PIA12083: Mapping Mercury's Crust
 Target Name:  Mercury
 Is a satellite of:  Sol (our sun)
 Mission:  MESSENGER
 Spacecraft:  MESSENGER
 Instrument:  MDIS - Wide Angle
 Product Size:  870 x 729 pixels (w x h)
 Produced By:  Johns Hopkins University/APL
 Full-Res TIFF:  PIA12083.tif (1.905 MB)
 Full-Res JPEG:  PIA12083.jpg (157.8 kB)

Click on the image above to download a moderately sized image in JPEG format (possibly reduced in size from original)

Original Caption Released with Image:

This image was recently featured in an article in Science magazine about the evolution of Mercury’s crust. The top mosaic (A) is an enhanced-color view (PIA12051) of the planet created from images taken through the WAC’s eleven color filters during MESSENGER’s first and second flybys of Mercury. White areas are those that MESSENGER has not yet observed. The bottom half of this image (B) is a map of major terrain types on Mercury. It was made by examining enhanced-color WAC mosaics (as shown at the top) that highlight color and compositional differences on the surface as well as higher-resolution Narrow Angle Camera (NAC) mosaics (PIA11767) that provide information about the surface texture and relationships among surface features.

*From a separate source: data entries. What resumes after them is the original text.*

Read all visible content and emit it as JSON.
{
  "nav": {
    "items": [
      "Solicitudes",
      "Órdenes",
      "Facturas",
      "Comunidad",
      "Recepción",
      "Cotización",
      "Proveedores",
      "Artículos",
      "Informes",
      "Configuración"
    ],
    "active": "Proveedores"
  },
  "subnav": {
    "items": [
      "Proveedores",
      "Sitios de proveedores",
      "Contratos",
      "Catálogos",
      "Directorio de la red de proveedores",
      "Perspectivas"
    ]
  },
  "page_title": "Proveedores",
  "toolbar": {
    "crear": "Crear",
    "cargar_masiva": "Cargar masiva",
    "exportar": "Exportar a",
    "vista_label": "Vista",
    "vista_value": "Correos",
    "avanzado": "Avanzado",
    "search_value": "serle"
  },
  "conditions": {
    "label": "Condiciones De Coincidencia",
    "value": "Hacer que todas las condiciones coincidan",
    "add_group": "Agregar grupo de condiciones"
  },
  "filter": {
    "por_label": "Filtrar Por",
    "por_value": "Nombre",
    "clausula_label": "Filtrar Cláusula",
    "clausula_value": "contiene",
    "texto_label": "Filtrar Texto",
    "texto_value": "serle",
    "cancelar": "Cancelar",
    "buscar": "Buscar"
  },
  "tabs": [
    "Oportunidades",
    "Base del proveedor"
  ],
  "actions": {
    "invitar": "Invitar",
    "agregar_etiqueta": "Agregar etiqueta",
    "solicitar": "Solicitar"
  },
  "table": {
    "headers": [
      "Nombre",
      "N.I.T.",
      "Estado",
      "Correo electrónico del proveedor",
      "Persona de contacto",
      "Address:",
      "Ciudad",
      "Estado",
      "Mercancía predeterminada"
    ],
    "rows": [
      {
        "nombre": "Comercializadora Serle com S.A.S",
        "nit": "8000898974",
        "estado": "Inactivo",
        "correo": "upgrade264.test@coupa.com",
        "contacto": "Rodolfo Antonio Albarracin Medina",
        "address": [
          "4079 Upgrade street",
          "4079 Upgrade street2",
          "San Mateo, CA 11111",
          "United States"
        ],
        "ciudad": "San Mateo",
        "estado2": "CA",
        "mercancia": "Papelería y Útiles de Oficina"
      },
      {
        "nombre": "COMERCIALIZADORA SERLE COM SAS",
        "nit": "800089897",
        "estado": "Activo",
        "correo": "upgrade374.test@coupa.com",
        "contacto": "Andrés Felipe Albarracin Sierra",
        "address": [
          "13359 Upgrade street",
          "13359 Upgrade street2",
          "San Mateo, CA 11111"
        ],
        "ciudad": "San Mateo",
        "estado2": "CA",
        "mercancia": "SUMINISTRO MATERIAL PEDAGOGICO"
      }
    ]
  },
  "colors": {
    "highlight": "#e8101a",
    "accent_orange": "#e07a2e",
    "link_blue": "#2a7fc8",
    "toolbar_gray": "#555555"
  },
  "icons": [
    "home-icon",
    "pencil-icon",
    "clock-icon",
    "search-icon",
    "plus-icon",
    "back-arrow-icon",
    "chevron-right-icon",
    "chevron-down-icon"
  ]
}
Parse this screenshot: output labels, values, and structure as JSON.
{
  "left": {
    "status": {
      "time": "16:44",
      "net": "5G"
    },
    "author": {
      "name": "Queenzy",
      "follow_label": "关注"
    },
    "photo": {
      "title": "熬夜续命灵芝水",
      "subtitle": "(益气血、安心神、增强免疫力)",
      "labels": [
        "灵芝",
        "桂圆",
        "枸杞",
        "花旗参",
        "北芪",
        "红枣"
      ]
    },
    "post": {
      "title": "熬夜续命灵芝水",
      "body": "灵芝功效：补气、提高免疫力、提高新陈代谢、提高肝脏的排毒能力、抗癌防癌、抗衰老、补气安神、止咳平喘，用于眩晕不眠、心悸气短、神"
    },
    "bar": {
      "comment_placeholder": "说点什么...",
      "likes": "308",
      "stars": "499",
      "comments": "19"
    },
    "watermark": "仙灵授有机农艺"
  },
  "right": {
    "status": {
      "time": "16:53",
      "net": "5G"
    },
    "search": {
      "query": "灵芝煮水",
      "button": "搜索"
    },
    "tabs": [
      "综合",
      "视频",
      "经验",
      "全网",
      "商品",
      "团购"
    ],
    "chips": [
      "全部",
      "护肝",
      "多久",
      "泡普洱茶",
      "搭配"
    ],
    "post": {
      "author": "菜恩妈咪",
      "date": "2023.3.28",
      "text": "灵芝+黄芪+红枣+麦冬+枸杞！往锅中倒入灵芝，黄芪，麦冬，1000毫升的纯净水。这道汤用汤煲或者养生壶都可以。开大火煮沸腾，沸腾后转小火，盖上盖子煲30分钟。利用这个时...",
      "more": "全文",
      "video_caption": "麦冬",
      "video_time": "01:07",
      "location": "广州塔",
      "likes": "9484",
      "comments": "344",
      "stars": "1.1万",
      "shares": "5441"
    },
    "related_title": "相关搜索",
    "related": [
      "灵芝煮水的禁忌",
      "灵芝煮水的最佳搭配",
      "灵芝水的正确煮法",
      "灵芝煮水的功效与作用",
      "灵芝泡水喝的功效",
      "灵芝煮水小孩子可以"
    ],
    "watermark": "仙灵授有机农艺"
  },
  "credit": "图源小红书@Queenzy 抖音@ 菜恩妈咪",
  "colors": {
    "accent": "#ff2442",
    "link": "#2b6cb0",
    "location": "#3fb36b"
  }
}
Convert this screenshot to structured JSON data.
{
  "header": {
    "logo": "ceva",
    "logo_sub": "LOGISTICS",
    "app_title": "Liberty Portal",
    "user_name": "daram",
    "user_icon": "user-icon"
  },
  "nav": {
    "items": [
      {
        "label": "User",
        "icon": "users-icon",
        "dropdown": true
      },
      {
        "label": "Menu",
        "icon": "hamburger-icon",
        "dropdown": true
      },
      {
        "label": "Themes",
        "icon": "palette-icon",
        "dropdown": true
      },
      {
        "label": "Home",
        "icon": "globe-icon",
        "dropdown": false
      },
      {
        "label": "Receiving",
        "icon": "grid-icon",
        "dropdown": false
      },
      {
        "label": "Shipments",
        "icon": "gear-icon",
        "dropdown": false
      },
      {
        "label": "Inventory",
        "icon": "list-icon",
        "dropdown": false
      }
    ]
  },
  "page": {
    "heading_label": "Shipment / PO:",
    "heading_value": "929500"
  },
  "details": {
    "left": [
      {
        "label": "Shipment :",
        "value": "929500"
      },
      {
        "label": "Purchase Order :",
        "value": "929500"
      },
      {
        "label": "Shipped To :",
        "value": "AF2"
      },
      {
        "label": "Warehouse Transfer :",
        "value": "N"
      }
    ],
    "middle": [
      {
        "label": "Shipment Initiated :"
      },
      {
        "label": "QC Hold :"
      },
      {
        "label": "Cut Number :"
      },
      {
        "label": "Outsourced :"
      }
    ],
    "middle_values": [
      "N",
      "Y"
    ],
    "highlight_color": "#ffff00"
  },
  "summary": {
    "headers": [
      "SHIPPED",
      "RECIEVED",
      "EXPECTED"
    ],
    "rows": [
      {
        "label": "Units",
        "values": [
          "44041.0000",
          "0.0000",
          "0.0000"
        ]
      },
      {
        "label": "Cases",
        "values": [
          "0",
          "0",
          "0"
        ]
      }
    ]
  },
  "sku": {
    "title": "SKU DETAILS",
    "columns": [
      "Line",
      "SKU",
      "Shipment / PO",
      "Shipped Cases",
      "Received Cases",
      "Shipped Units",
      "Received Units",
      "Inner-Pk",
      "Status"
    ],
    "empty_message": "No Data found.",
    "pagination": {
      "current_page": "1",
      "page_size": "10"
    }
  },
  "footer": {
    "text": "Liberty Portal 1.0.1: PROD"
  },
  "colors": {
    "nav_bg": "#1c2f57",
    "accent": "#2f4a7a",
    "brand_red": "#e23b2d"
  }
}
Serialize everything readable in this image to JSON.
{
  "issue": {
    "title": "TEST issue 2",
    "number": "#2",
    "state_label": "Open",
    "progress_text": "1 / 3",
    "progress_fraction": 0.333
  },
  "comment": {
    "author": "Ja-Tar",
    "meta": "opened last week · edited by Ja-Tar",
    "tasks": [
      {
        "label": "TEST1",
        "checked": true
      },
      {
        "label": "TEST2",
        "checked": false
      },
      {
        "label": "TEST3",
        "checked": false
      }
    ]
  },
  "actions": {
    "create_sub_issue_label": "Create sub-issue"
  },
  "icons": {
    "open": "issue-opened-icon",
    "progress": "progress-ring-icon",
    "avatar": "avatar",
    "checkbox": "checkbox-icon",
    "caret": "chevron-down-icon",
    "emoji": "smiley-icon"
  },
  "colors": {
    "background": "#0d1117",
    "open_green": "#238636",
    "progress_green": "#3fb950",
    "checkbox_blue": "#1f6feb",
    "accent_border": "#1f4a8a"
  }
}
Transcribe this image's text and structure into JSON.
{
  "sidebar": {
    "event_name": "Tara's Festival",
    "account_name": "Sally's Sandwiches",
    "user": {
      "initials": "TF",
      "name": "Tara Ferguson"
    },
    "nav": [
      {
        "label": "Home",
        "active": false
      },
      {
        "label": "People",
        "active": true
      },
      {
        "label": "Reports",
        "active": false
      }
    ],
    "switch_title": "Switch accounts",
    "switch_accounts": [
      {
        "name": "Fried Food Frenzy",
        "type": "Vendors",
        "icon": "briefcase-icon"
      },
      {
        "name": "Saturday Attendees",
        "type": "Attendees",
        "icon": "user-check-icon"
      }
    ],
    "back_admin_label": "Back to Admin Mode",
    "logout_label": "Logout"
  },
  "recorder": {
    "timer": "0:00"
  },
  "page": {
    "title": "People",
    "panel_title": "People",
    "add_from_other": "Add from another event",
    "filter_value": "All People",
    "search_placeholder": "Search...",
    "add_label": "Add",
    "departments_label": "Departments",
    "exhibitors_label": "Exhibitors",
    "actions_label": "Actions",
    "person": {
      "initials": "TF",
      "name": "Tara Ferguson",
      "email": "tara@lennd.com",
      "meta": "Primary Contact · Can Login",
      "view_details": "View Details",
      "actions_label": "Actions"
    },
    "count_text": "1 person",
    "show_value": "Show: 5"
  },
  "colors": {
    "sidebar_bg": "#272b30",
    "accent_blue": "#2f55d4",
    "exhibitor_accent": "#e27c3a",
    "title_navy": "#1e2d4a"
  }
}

On the geologic map, the pale yellow and darker yellow areas represent different types of smooth plains. The Caloris basin (PIA10359), for example, appears all in the pale yellow color, while the area around it is a darker yellow, indicating two different types of smooth plains in these neighboring areas. This global mapping study has indicated that smooth plains are widespread and cover about 40% of Mercury’s surface. Many large areas of smooth plains also show evidence for a volcanic origin, leading to the conclusion that volcanism may have been extensive in Mercury’s history. The light and dark blue colors highlight areas of the surface that have a lower reflectance and different composition than the smooth plains. The black areas on this map represent other kinds of terrain. The crosshatched areas were not included in the map because the high Sun angle during the flybys made them unsuitable for interpreting surface texture.

Credit: Figure 4 from Denevi et al., Science, 324, 613-618, 2009.

Date Acquired: January 14, 2008, and October 6, 2008
Instrument: Wide Angle Camera (WAC) of the Mercury Dual Imaging System (MDIS)
Scale: Mercury’s diameter is 4880 kilometers (3030 miles)

These images are from MESSENGER, a NASA Discovery mission to conduct the first orbital study of the innermost planet, Mercury. For information regarding the use of images, see the MESSENGER image use policy.

Image Credit:
NASA/Johns Hopkins University Applied Physics Laboratory/Carnegie Institution of Washington

Image Addition Date: